• What the task asks: The response must reproduce exactly every line of the material below holding the word "ISLANDS".

• Record excerpts:
>>>>

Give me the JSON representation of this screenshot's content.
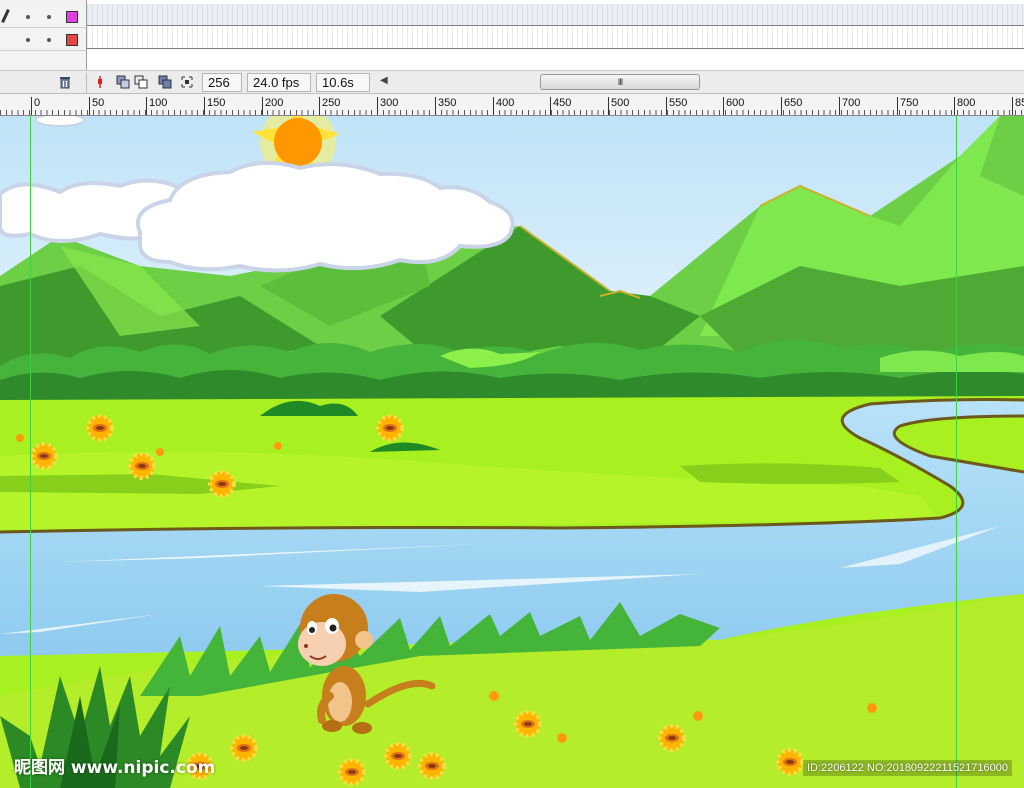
{
  "timeline": {
    "layers": [
      {
        "swatch_color": "#e040e0",
        "editing": true
      },
      {
        "swatch_color": "#e04848",
        "editing": false
      }
    ],
    "current_frame": "256",
    "frame_rate": "24.0 fps",
    "elapsed_time": "10.6s",
    "scrollbar_grip": "III",
    "icons": [
      "trash-icon",
      "onion-skin-marker-icon",
      "onion-skin-icon",
      "onion-skin-outlines-icon",
      "edit-multiple-frames-icon",
      "modify-markers-icon",
      "scroll-left-icon"
    ]
  },
  "ruler": {
    "labels": [
      "0",
      "50",
      "100",
      "150",
      "200",
      "250",
      "300",
      "350",
      "400",
      "450",
      "500",
      "550",
      "600",
      "650",
      "700",
      "750",
      "800",
      "85"
    ]
  },
  "stage": {
    "scene_elements": [
      "sun",
      "clouds",
      "mountains",
      "bushes",
      "meadow",
      "river",
      "monkey",
      "grass",
      "flowers"
    ],
    "colors": {
      "sky": "#cfe9f8",
      "mountain_light": "#6ccf45",
      "mountain_dark": "#3f9a2e",
      "meadow": "#a8f020",
      "river": "#a8d8f4",
      "sun": "#ff9800",
      "guide": "#3fcf3f"
    }
  },
  "watermark": {
    "site_cn": "昵图网",
    "site_url": "www.nipic.com",
    "id_text": "ID:2206122 NO:20180922211521716000"
  }
}
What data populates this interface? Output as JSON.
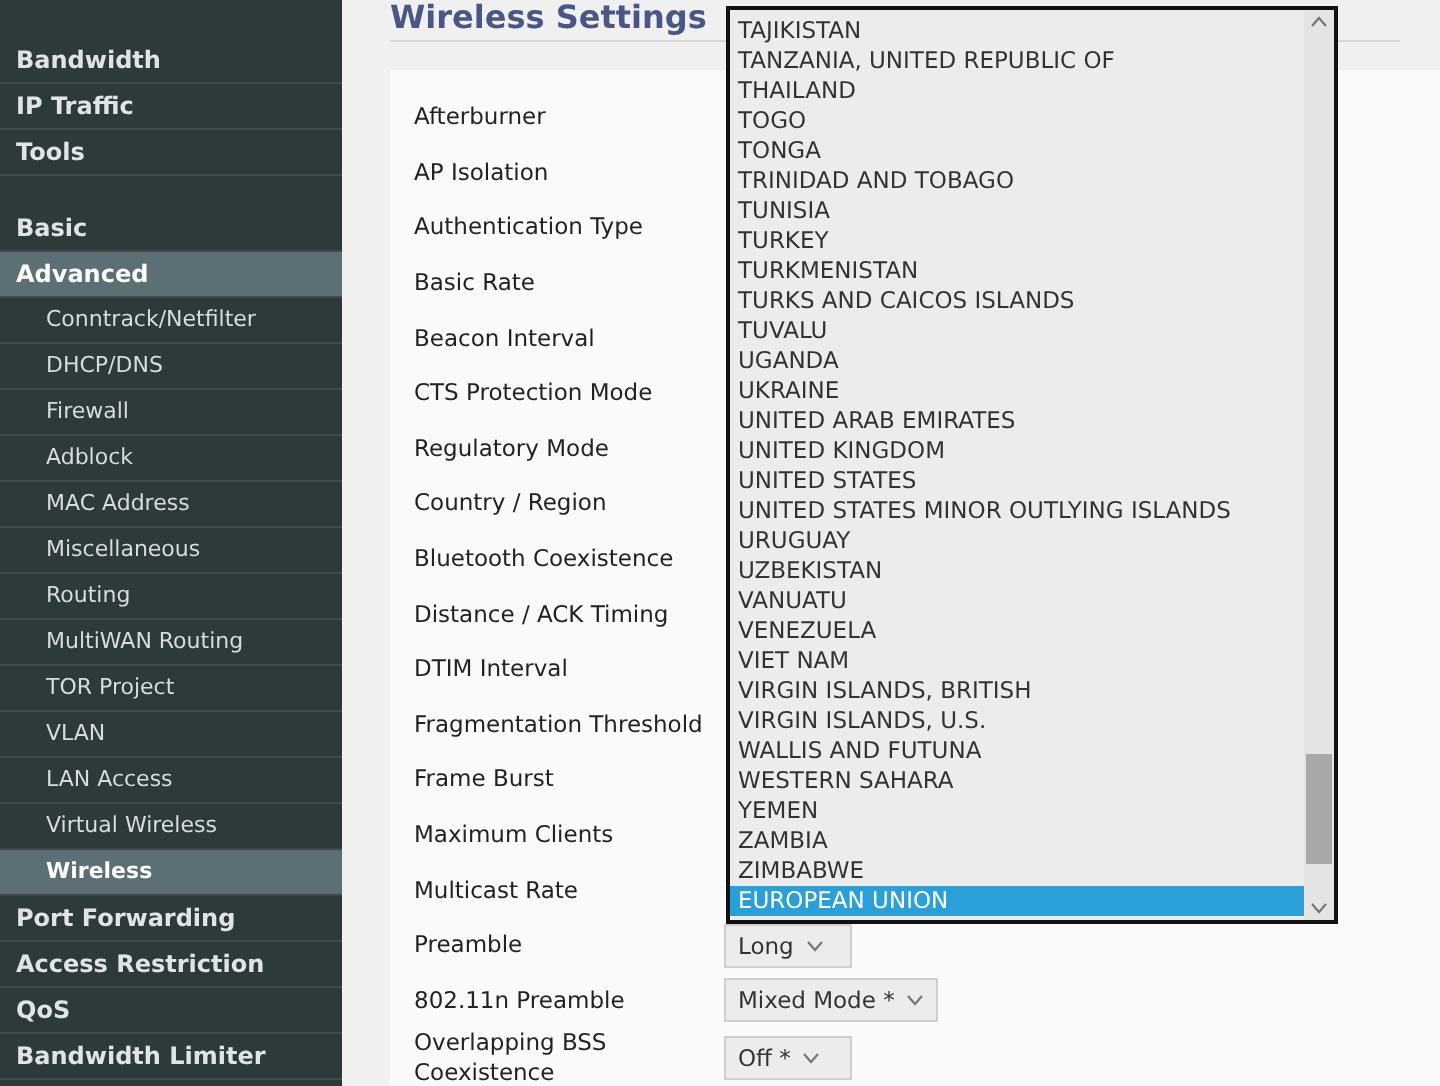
{
  "sidebar": {
    "items": [
      {
        "label": "Bandwidth",
        "kind": "top",
        "selected": false
      },
      {
        "label": "IP Traffic",
        "kind": "top",
        "selected": false
      },
      {
        "label": "Tools",
        "kind": "top",
        "selected": false
      },
      {
        "label": "Basic",
        "kind": "top",
        "selected": false,
        "gap_before": true
      },
      {
        "label": "Advanced",
        "kind": "top",
        "selected": true
      },
      {
        "label": "Conntrack/Netfilter",
        "kind": "sub",
        "selected": false
      },
      {
        "label": "DHCP/DNS",
        "kind": "sub",
        "selected": false
      },
      {
        "label": "Firewall",
        "kind": "sub",
        "selected": false
      },
      {
        "label": "Adblock",
        "kind": "sub",
        "selected": false
      },
      {
        "label": "MAC Address",
        "kind": "sub",
        "selected": false
      },
      {
        "label": "Miscellaneous",
        "kind": "sub",
        "selected": false
      },
      {
        "label": "Routing",
        "kind": "sub",
        "selected": false
      },
      {
        "label": "MultiWAN Routing",
        "kind": "sub",
        "selected": false
      },
      {
        "label": "TOR Project",
        "kind": "sub",
        "selected": false
      },
      {
        "label": "VLAN",
        "kind": "sub",
        "selected": false
      },
      {
        "label": "LAN Access",
        "kind": "sub",
        "selected": false
      },
      {
        "label": "Virtual Wireless",
        "kind": "sub",
        "selected": false
      },
      {
        "label": "Wireless",
        "kind": "sub",
        "selected": true
      },
      {
        "label": "Port Forwarding",
        "kind": "top",
        "selected": false
      },
      {
        "label": "Access Restriction",
        "kind": "top",
        "selected": false
      },
      {
        "label": "QoS",
        "kind": "top",
        "selected": false
      },
      {
        "label": "Bandwidth Limiter",
        "kind": "top",
        "selected": false
      }
    ]
  },
  "page": {
    "title": "Wireless Settings"
  },
  "settings": [
    {
      "label": "Afterburner"
    },
    {
      "label": "AP Isolation"
    },
    {
      "label": "Authentication Type"
    },
    {
      "label": "Basic Rate"
    },
    {
      "label": "Beacon Interval"
    },
    {
      "label": "CTS Protection Mode"
    },
    {
      "label": "Regulatory Mode"
    },
    {
      "label": "Country / Region"
    },
    {
      "label": "Bluetooth Coexistence"
    },
    {
      "label": "Distance / ACK Timing"
    },
    {
      "label": "DTIM Interval"
    },
    {
      "label": "Fragmentation Threshold"
    },
    {
      "label": "Frame Burst"
    },
    {
      "label": "Maximum Clients"
    },
    {
      "label": "Multicast Rate"
    },
    {
      "label": "Preamble",
      "value": "Long"
    },
    {
      "label": "802.11n Preamble",
      "value": "Mixed Mode *"
    },
    {
      "label": "Overlapping BSS Coexistence",
      "value": "Off *"
    }
  ],
  "country_dropdown": {
    "options": [
      {
        "label": "TAJIKISTAN",
        "selected": false
      },
      {
        "label": "TANZANIA, UNITED REPUBLIC OF",
        "selected": false
      },
      {
        "label": "THAILAND",
        "selected": false
      },
      {
        "label": "TOGO",
        "selected": false
      },
      {
        "label": "TONGA",
        "selected": false
      },
      {
        "label": "TRINIDAD AND TOBAGO",
        "selected": false
      },
      {
        "label": "TUNISIA",
        "selected": false
      },
      {
        "label": "TURKEY",
        "selected": false
      },
      {
        "label": "TURKMENISTAN",
        "selected": false
      },
      {
        "label": "TURKS AND CAICOS ISLANDS",
        "selected": false
      },
      {
        "label": "TUVALU",
        "selected": false
      },
      {
        "label": "UGANDA",
        "selected": false
      },
      {
        "label": "UKRAINE",
        "selected": false
      },
      {
        "label": "UNITED ARAB EMIRATES",
        "selected": false
      },
      {
        "label": "UNITED KINGDOM",
        "selected": false
      },
      {
        "label": "UNITED STATES",
        "selected": false
      },
      {
        "label": "UNITED STATES MINOR OUTLYING ISLANDS",
        "selected": false
      },
      {
        "label": "URUGUAY",
        "selected": false
      },
      {
        "label": "UZBEKISTAN",
        "selected": false
      },
      {
        "label": "VANUATU",
        "selected": false
      },
      {
        "label": "VENEZUELA",
        "selected": false
      },
      {
        "label": "VIET NAM",
        "selected": false
      },
      {
        "label": "VIRGIN ISLANDS, BRITISH",
        "selected": false
      },
      {
        "label": "VIRGIN ISLANDS, U.S.",
        "selected": false
      },
      {
        "label": "WALLIS AND FUTUNA",
        "selected": false
      },
      {
        "label": "WESTERN SAHARA",
        "selected": false
      },
      {
        "label": "YEMEN",
        "selected": false
      },
      {
        "label": "ZAMBIA",
        "selected": false
      },
      {
        "label": "ZIMBABWE",
        "selected": false
      },
      {
        "label": "EUROPEAN UNION",
        "selected": true
      }
    ]
  }
}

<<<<

• Answer to this problem:
        "label": "TURKS AND CAICOS ISLANDS",
        "label": "UNITED STATES MINOR OUTLYING ISLANDS",
        "label": "VIRGIN ISLANDS, BRITISH",
        "label": "VIRGIN ISLANDS, U.S.",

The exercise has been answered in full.